Your objective: Provide the number of lines in the material below that include the word "Fashion", without any accompanying text.

Records for the task:
- - - -

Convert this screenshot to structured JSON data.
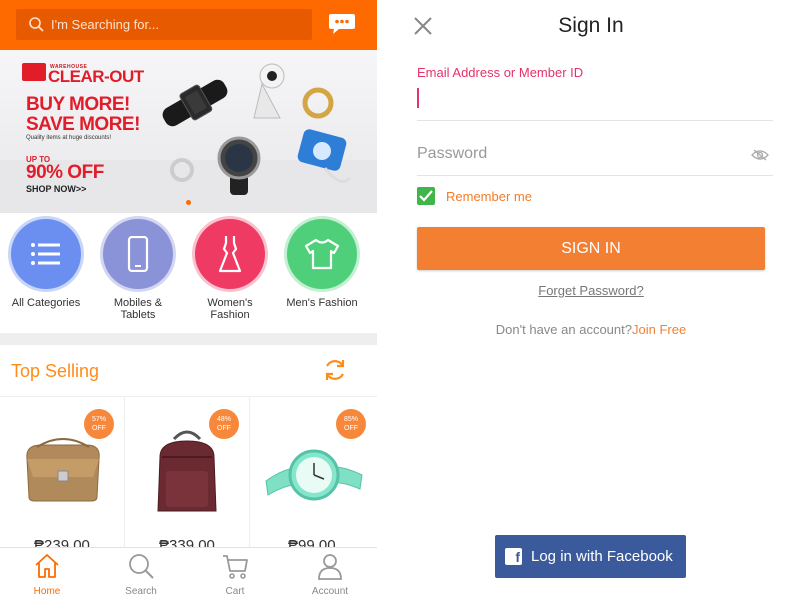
{
  "colors": {
    "brand_orange": "#ff6a00",
    "accent_pink": "#e4336a",
    "facebook_blue": "#3b5a9b",
    "check_green": "#41b44a"
  },
  "home": {
    "search": {
      "placeholder": "I'm Searching for...",
      "icon": "search-icon"
    },
    "chat_icon": "chat-icon",
    "banner": {
      "small_text": "WAREHOUSE",
      "headline": "CLEAR-OUT",
      "line1": "BUY MORE!",
      "line2": "SAVE MORE!",
      "sub": "Quality items at huge discounts!",
      "upto": "UP TO",
      "discount": "90% OFF",
      "cta": "SHOP NOW>>"
    },
    "categories": [
      {
        "label": "All Categories",
        "icon": "list-icon",
        "color": "#6b8ff0"
      },
      {
        "label": "Mobiles & Tablets",
        "icon": "phone-icon",
        "color": "#8a92d8"
      },
      {
        "label": "Women's Fashion",
        "icon": "dress-icon",
        "color": "#ef3a63"
      },
      {
        "label": "Men's Fashion",
        "icon": "tshirt-icon",
        "color": "#4fcf7a"
      }
    ],
    "top_selling": {
      "title": "Top Selling",
      "products": [
        {
          "badge_pct": "57%",
          "badge_off": "OFF",
          "price": "₱239.00"
        },
        {
          "badge_pct": "48%",
          "badge_off": "OFF",
          "price": "₱339.00"
        },
        {
          "badge_pct": "85%",
          "badge_off": "OFF",
          "price": "₱99.00"
        }
      ]
    },
    "nav": [
      {
        "label": "Home",
        "icon": "home-icon",
        "active": true
      },
      {
        "label": "Search",
        "icon": "search-icon"
      },
      {
        "label": "Cart",
        "icon": "cart-icon"
      },
      {
        "label": "Account",
        "icon": "user-icon"
      }
    ]
  },
  "signin": {
    "title": "Sign In",
    "email_label": "Email Address or Member ID",
    "password_placeholder": "Password",
    "remember_label": "Remember me",
    "signin_button": "SIGN IN",
    "forget_link": "Forget Password?",
    "no_account": "Don't have an account?",
    "join_link": "Join Free",
    "facebook_button": "Log in with Facebook"
  }
}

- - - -

Response for this exercise: 2